By Mary Plumb | January 23, 2012
In this blog I want to talk about a timely and unusual book: The Venus Eclipse of the Sun 2012, by David Tresemer.
David Tresemer has a Ph.D. in psychology and is a student of Rudolf Steiner. He and other colleagues, namely Robert Powell, William Bento, and Robert Schiappacasse, have taken the study of the wisdom of the stars in Steiner’s work (i.e., Astrosophy) to a new audience. Astrosophy can be considered a specialty within the larger body of Steiner’s work, Anthroposophy.
Tresemer’s newest book looks deeply at the implications of the upcoming celestial event. We know this is rare — the transit of Venus over the Sun on June 5 is the second in the pair of transits that occur about every 125 years. The pairs arrive every eight years; the June 2012 transit follows the one of June 2004. The next pair will be in 2117.
The work relies on the sidereal zodiac; the June eclipse will be at 20° – 21° Taurus (rather than 15°44’ Gemini in the tropical zodiac).
Part of the author’s examination of the significance of the eclipse rests on his research into 20° – 21° Taurus and its opposite, i.e., 20° – 21° Scorpio. Tresemer previously developed a system of “word Images” based on the notion that each of the 360 degrees of the zodiac carries a different quality. (Although it may sound familiar, it has no relationship to Sabian or other degree symbol systems.)
Tresemer’s degree system work is part of his Oracle of the Solar Cross, which describes an Image for each of the 360 degrees of the zodiac.

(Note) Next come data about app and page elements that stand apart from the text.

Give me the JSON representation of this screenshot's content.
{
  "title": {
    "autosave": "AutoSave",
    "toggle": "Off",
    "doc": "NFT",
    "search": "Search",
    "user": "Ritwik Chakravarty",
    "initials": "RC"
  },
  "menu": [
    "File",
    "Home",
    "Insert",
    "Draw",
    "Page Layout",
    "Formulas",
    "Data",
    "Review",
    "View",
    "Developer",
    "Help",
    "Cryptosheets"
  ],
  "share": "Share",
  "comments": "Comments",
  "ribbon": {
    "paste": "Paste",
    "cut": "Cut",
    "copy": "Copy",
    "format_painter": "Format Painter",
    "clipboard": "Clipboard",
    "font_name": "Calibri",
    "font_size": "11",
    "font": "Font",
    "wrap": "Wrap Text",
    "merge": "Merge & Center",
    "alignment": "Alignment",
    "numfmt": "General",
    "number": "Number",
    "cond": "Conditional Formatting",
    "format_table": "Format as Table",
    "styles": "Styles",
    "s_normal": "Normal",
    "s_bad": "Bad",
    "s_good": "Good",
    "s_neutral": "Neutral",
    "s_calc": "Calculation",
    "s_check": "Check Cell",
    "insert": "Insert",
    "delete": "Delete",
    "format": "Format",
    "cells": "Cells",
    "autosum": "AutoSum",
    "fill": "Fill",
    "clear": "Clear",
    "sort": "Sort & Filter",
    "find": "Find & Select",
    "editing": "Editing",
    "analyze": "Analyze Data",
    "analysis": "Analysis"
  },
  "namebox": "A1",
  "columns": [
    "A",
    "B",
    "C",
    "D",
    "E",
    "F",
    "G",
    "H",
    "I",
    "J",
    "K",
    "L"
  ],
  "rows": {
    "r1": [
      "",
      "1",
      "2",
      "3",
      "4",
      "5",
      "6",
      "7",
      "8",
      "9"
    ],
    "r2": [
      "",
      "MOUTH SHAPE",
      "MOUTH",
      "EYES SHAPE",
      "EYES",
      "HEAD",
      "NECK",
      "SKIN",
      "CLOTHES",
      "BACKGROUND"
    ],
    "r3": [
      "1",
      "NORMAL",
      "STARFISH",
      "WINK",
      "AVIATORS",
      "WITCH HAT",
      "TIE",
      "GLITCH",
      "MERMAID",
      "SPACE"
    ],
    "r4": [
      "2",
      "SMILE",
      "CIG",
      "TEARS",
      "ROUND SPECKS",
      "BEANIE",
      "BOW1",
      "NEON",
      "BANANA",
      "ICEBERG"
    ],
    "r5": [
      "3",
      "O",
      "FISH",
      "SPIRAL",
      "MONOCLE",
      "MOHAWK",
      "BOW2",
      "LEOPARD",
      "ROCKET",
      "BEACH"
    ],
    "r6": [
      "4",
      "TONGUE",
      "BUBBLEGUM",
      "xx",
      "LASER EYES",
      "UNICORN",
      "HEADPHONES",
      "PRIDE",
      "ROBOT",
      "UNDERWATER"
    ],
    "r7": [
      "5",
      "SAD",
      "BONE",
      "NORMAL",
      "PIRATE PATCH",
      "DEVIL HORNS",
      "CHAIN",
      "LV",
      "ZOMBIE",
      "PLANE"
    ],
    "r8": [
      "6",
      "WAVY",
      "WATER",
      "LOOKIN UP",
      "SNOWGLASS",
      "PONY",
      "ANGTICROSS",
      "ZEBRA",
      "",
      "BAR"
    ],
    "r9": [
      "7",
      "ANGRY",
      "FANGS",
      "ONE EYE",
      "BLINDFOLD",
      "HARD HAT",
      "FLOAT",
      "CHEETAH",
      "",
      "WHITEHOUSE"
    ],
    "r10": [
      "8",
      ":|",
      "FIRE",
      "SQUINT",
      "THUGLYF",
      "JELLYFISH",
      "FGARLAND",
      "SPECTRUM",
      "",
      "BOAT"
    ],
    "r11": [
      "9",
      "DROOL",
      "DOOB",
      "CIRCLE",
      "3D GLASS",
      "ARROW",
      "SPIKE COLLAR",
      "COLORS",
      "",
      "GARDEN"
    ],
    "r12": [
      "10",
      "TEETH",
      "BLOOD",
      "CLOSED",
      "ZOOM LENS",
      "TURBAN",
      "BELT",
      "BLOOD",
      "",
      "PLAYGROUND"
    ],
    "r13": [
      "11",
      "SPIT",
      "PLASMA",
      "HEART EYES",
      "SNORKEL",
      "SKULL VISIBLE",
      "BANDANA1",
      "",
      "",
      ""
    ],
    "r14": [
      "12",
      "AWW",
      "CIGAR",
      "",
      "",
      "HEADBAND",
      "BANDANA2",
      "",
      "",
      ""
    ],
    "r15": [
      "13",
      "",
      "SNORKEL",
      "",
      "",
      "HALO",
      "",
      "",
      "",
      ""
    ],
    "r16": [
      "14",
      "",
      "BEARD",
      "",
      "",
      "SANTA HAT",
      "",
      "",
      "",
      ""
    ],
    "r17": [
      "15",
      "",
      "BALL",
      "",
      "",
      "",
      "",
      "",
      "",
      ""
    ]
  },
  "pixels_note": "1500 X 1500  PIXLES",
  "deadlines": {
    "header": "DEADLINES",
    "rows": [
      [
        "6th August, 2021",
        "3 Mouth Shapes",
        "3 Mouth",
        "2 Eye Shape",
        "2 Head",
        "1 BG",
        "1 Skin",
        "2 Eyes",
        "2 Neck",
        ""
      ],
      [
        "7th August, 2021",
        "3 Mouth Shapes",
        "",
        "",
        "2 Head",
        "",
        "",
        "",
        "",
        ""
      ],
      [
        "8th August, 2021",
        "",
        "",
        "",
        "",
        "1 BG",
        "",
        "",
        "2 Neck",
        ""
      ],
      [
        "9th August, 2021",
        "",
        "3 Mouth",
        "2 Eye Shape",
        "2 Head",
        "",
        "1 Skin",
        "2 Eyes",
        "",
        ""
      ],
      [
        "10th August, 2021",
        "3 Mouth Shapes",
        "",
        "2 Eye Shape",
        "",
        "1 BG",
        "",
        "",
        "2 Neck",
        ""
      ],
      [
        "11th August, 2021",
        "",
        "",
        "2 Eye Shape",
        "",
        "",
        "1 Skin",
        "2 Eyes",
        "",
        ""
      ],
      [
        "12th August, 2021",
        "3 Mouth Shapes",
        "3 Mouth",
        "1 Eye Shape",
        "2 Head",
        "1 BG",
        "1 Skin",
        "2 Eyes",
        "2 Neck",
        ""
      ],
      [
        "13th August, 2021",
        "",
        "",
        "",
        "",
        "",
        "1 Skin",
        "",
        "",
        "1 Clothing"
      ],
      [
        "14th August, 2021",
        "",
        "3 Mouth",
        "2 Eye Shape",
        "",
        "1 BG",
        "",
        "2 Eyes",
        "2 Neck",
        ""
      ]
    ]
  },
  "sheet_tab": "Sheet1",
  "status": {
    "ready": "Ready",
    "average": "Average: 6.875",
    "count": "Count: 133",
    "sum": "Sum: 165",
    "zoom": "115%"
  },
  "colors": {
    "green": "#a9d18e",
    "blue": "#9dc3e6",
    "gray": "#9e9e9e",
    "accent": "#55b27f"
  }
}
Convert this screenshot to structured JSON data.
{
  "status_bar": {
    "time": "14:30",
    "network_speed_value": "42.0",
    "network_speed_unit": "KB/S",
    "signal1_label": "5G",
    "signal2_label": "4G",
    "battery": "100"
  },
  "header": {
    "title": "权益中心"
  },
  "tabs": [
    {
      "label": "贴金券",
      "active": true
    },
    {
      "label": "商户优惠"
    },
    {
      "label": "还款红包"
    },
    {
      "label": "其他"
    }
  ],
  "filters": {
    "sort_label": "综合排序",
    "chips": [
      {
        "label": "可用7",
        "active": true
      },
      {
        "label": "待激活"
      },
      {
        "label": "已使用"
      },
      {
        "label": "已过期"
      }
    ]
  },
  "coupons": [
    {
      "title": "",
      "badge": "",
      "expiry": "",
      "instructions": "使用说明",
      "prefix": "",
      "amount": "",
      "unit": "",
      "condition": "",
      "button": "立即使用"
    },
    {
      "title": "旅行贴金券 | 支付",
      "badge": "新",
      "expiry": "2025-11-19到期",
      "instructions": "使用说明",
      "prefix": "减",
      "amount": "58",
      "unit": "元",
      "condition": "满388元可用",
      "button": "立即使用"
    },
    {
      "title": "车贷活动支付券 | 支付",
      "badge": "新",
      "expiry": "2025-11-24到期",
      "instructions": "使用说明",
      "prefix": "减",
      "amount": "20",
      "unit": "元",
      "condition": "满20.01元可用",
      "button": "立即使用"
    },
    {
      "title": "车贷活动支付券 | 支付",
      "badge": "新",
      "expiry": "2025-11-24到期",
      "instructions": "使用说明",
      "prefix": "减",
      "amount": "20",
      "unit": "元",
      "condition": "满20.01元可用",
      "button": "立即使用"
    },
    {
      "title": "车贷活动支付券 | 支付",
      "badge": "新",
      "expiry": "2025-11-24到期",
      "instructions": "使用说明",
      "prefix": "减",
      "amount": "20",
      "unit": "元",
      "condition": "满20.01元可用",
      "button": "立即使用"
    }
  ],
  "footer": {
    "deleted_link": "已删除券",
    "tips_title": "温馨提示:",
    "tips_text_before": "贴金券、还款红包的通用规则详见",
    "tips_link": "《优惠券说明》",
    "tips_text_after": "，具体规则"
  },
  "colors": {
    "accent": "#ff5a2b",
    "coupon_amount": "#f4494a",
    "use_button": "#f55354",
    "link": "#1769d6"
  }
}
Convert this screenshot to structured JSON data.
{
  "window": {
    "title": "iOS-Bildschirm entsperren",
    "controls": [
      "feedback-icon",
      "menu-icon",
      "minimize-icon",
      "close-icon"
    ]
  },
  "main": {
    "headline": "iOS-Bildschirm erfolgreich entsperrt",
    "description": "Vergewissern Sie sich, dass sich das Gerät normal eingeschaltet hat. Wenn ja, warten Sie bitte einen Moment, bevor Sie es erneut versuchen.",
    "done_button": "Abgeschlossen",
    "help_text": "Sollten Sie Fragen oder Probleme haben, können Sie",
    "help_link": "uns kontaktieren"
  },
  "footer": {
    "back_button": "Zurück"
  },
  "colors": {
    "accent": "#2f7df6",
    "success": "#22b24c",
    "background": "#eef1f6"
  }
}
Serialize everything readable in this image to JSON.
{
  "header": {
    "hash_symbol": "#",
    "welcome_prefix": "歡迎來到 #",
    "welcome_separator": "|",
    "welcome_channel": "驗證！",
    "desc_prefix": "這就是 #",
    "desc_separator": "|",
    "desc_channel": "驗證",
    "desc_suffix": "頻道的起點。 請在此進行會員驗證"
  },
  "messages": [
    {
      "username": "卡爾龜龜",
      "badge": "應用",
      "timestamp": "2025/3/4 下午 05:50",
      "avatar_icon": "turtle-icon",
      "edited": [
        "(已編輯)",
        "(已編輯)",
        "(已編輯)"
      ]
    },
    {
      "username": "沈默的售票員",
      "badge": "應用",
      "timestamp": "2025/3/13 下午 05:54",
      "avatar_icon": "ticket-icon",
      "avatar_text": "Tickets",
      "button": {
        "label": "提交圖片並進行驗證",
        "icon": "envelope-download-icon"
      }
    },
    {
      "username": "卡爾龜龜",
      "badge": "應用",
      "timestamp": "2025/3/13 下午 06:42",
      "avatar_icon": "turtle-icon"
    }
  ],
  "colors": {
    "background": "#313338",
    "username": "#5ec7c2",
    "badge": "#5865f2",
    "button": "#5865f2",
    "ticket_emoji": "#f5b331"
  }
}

He has taken his cue from “the statement by the philosopher Rudolf Steiner that Christ Jesus was in complete accord with all celestial movements in the heavens.” The word Images used herein are derived from the author’s study of the events of the last four years in Christ Jesus’s life, which has been catalogued by earlier writers in the Anthroposophical field. (I mention this background for the Images as it may be of interest to some readers, particularly those with an interest in Anthroposophy, but it’s not essential to appreciating Tresemer’s book.)
Tresemer offers the word Image for 20° – 21° Taurus and teases apart the symbolism. It’s beyond the scope of this brief review to go into detail, but the author does weave a quite magical and multi-valiant tale. Suffice it to say, one overarching theme is an examination of the use (and misuse) of tools and technology.
Although the work is primarily focused on the Taurus and Scorpio degrees, some of the many events he includes in his research occur with planets square, opposed, or trine to those degrees.
Essentially, events that happen as the Sun is at that degree are connected to the Image, and also to the degree opposite, in this case 20° – 21° Scorpio. Tresemer speaks of people and events tied to these degrees. The people may have been born with the Sun therein, or died on that day.
In the chapter, Mentors and Spoilers, Tresemer discusses the notion of “bodes,” something like a residue of those events or people who have passed through that particular degree, or stargate — “they either bode well and become mentors, or they bode ill and become spoilers.”
He talks about befriending these personages, or investigating the historic events of that degree for positive support and guidance in these times. He writes of “star resonance” or “world memories” stored at each degree.
Since the Venus transit is for the entire world, the events and people at those degrees are mentors and spoilers for us all. Herein are fascinating thoughts on why listening to Mozart, or having a respectful dialogue with Carl Jung (among others) may be important in the days ahead.
Profound qualities of Venus herself are also richly and creatively discussed in this book. The author writes on her connection to Eros and “erotic phantasms;” love’s unhealable wound; the seductive power of technology; and the urgency of finding one’s soul group as themes that may all be quickened by her travel directly across the Sun.
David Tresemer is a clear and conscientious writer. Where appropriate, he explains Steiner’s views and generously references others’ work. He also has a lot of personal stories and anecdotes from his well-traveled and keenly observed life. He is certainly a devotee of astrosophy (rather than astrology), but his ideas cannot be easily categorized or reduced.
He ends his treatise on the significance of the Venus eclipse with a summary, Hands of the Heart. “We can respect the wonderful tools and magical implements that exist in the outer world, but learn to depend on the capacities of our own hearts.”
This is a book unlike any other; from Rudolf Steiner’s esoteric lore to recommending activities that include connecting your hands to your heart, David Tresemer is at home in a wide range of experiences. His last sentence: “Expand your vision to include what can be felt, that is, in the terms of this book, learn to see with the heart.”
David Tresemer has written a fine and fascinating book. If you feel called to a deeper contemplation of the Venus eclipse of the Sun in June, this is the place to go.
The Venus Eclipse of the Sun 2012, by David Tresemer, Lindisfarne Books, 610 Main Street, Great Barrington, MA 10230, 2011. Softbound—151 pp.—$15 (ISBN 978-1-58420-074-1). SteinerBooks.org